Task directions: Leave out the images and return all the data word for word.
*** Given data
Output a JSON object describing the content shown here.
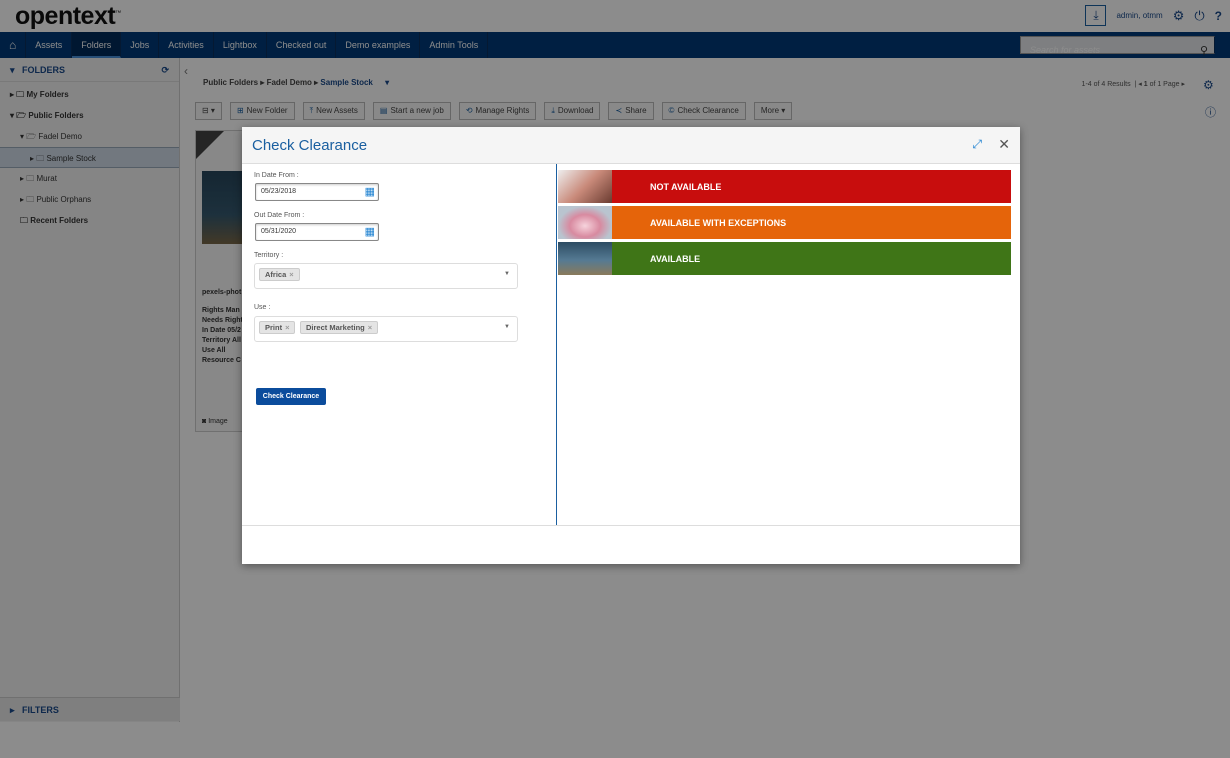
{
  "header": {
    "logo": "opentext",
    "tm": "™",
    "user": "admin, otmm",
    "download_icon": "download-icon"
  },
  "nav": {
    "tabs": [
      "Assets",
      "Folders",
      "Jobs",
      "Activities",
      "Lightbox",
      "Checked out",
      "Demo examples",
      "Admin Tools"
    ],
    "active": "Folders",
    "search_placeholder": "Search for assets"
  },
  "sidebar": {
    "header": "FOLDERS",
    "items": [
      "My Folders",
      "Public Folders",
      "Fadel Demo",
      "Sample Stock",
      "Murat",
      "Public Orphans",
      "Recent Folders"
    ],
    "selected": "Sample Stock",
    "filters": "FILTERS"
  },
  "breadcrumb": [
    "Public Folders",
    "Fadel Demo",
    "Sample Stock"
  ],
  "toolbar": [
    "New Folder",
    "New Assets",
    "Start a new job",
    "Manage Rights",
    "Download",
    "Share",
    "Check Clearance",
    "More ▾"
  ],
  "pagination": {
    "results": "1-4 of 4 Results",
    "page": "1",
    "of_pages": "of 1 Page"
  },
  "card": {
    "name": "pexels-phot",
    "lines": [
      "Rights Man",
      "Needs Right",
      "In Date 05/2",
      "Territory All",
      "Use All",
      "Resource C"
    ],
    "type": "Image"
  },
  "modal": {
    "title": "Check Clearance",
    "in_date_label": "In Date From :",
    "in_date": "05/23/2018",
    "out_date_label": "Out Date From :",
    "out_date": "05/31/2020",
    "territory_label": "Territory :",
    "territory": [
      "Africa"
    ],
    "use_label": "Use :",
    "use": [
      "Print",
      "Direct Marketing"
    ],
    "button": "Check Clearance",
    "results": [
      {
        "status": "NOT AVAILABLE",
        "color": "#c80d0d"
      },
      {
        "status": "AVAILABLE WITH EXCEPTIONS",
        "color": "#e5640a"
      },
      {
        "status": "AVAILABLE",
        "color": "#3f7517"
      }
    ]
  }
}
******
Output for this task:
Output a JSON object describing the content shown here.
{
  "header": {
    "logo": "opentext",
    "tm": "™",
    "user": "admin, otmm",
    "download_icon": "download-icon"
  },
  "nav": {
    "tabs": [
      "Assets",
      "Folders",
      "Jobs",
      "Activities",
      "Lightbox",
      "Checked out",
      "Demo examples",
      "Admin Tools"
    ],
    "active": "Folders",
    "search_placeholder": "Search for assets"
  },
  "sidebar": {
    "header": "FOLDERS",
    "items": [
      "My Folders",
      "Public Folders",
      "Fadel Demo",
      "Sample Stock",
      "Murat",
      "Public Orphans",
      "Recent Folders"
    ],
    "selected": "Sample Stock",
    "filters": "FILTERS"
  },
  "breadcrumb": [
    "Public Folders",
    "Fadel Demo",
    "Sample Stock"
  ],
  "toolbar": [
    "New Folder",
    "New Assets",
    "Start a new job",
    "Manage Rights",
    "Download",
    "Share",
    "Check Clearance",
    "More ▾"
  ],
  "pagination": {
    "results": "1-4 of 4 Results",
    "page": "1",
    "of_pages": "of 1 Page"
  },
  "card": {
    "name": "pexels-phot",
    "lines": [
      "Rights Man",
      "Needs Right",
      "In Date 05/2",
      "Territory All",
      "Use All",
      "Resource C"
    ],
    "type": "Image"
  },
  "modal": {
    "title": "Check Clearance",
    "in_date_label": "In Date From :",
    "in_date": "05/23/2018",
    "out_date_label": "Out Date From :",
    "out_date": "05/31/2020",
    "territory_label": "Territory :",
    "territory": [
      "Africa"
    ],
    "use_label": "Use :",
    "use": [
      "Print",
      "Direct Marketing"
    ],
    "button": "Check Clearance",
    "results": [
      {
        "status": "NOT AVAILABLE",
        "color": "#c80d0d"
      },
      {
        "status": "AVAILABLE WITH EXCEPTIONS",
        "color": "#e5640a"
      },
      {
        "status": "AVAILABLE",
        "color": "#3f7517"
      }
    ]
  }
}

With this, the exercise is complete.